(Items from an interface collection)
--- START ---

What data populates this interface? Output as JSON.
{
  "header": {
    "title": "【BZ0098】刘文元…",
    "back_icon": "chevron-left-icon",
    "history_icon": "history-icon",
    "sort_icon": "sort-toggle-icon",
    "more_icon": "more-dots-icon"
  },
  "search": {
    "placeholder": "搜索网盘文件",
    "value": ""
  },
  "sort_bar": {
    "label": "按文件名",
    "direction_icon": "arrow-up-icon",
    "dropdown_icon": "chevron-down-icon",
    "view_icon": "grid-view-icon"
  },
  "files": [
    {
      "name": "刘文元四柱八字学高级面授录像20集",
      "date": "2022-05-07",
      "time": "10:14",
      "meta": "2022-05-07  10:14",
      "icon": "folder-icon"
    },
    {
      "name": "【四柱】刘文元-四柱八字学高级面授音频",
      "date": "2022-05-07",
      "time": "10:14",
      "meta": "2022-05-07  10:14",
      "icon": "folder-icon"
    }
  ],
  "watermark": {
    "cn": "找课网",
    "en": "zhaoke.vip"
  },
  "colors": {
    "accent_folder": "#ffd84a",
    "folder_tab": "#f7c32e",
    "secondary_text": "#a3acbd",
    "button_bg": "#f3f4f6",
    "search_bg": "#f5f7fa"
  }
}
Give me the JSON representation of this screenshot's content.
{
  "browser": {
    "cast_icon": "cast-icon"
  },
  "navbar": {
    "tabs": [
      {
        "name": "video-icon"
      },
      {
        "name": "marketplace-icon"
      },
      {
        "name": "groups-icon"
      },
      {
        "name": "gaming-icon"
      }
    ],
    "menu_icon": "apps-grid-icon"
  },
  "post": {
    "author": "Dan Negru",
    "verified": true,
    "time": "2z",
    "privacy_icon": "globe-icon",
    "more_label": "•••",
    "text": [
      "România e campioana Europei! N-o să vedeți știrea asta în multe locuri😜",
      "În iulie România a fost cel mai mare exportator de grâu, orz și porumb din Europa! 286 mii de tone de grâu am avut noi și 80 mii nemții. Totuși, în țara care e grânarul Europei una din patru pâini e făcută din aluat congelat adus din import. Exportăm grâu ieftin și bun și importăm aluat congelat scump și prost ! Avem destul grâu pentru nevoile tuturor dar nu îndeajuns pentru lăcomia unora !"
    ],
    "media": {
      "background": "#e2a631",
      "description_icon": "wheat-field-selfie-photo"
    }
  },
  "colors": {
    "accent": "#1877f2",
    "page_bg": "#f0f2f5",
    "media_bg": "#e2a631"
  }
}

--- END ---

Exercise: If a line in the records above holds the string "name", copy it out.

The answer:
      "name": "刘文元四柱八字学高级面授录像20集",
      "name": "【四柱】刘文元-四柱八字学高级面授音频",
        "name": "video-icon"
        "name": "marketplace-icon"
        "name": "groups-icon"
        "name": "gaming-icon"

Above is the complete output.